Author(s)Peet, Kyle Creighton
Massachusetts Institute of Technology. Department of Civil and Environmental Engineering.
Janelle R. Thompson.
MetadataShow full item record
Supercritical (sc) CO₂ usage is increasing globally with applications as a sterilizing agent, as a non-toxic solvent, and as the form of the greenhouse gas CO₂ injected underground for geologic carbon sequestration (GCS). In this thesis I have described the isolation of microorganisms from three different carbon sequestration pilot sites through a novel method of successive scCO₂ enrichments. I show that microorganisms of the genus Bacillus, including GCS site isolates, are resistant to the bactericidal properties of scCO₂ , and can germinate and grow in an aqueous phase incubated under scCO₂ (Chapter 2). Bacterial resistance to scCO₂ challenges the efficacy of scCO₂ based sterilization and indicates that microbial activity may be harnessed in engineered environments containing scCO₂ (e.g. biochemical catalysis involving scCO₂ as a solvent or biofilm/biomineralized barriers to scCO₂ leakage from GCS sites). In an effort to understand the physiology of acclimation to scCO₂, I have sequenced and analyzed the genomes of two GCS-site isolates, B. cereus MIT0214 and B. subterraneus MITOTI (Chapter 3). I have used genome-enabled analysis of the proteome combined with analysis of membrane lipids to ask whether cellular macromolecules are differentially represented in cells grown under different headspace and pressure conditions including CO₂ and scCO₂ (Chapters 4). In this chapter I have examined the following three hypotheses regarding the mechanisms employed by Bacilli to resist scCO₂ : (1): Resistance to CO₂ stress is governed by a similar response as acclimation to low pH stress. (2): Cell wall and membrane alterations promote bacterial growth under scCO₂ by modulating the cell's microenvironment. (3): Global expression of proteins mediating cellular homeostasis in viable but non-growing (stationary-phase) populations acclimated to scCO₂ resembles a generalized profile of anaerobic growth, with notable exceptions of individual protein(s) that mediate acclimation. The results from this thesis enhance understanding of bacterial resistance to scCO₂, enabling improved strategies for scCO₂-based sterilization and accelerating biotechnological applications of scCO₂-biocompatible organisms.
Thesis: Ph. D. in Environmental Biology, Massachusetts Institute of Technology, Department of Civil and Environmental Engineering, 2015.Cataloged from PDF version of thesis.Includes bibliographical references (pages 136-152).

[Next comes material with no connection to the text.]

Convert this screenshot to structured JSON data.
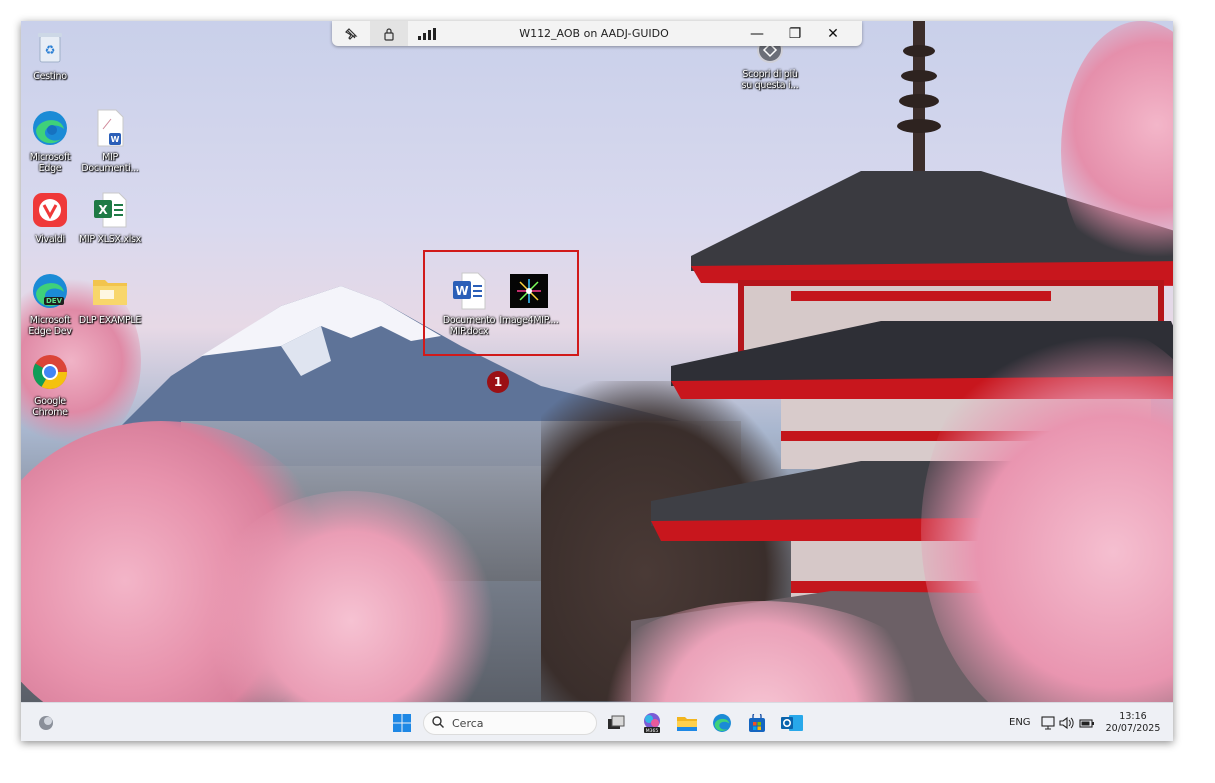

DepartmentMassachusetts Institute of Technology. Department of Civil and Environmental Engineering.
Massachusetts Institute of Technology
Civil and Environmental Engineering.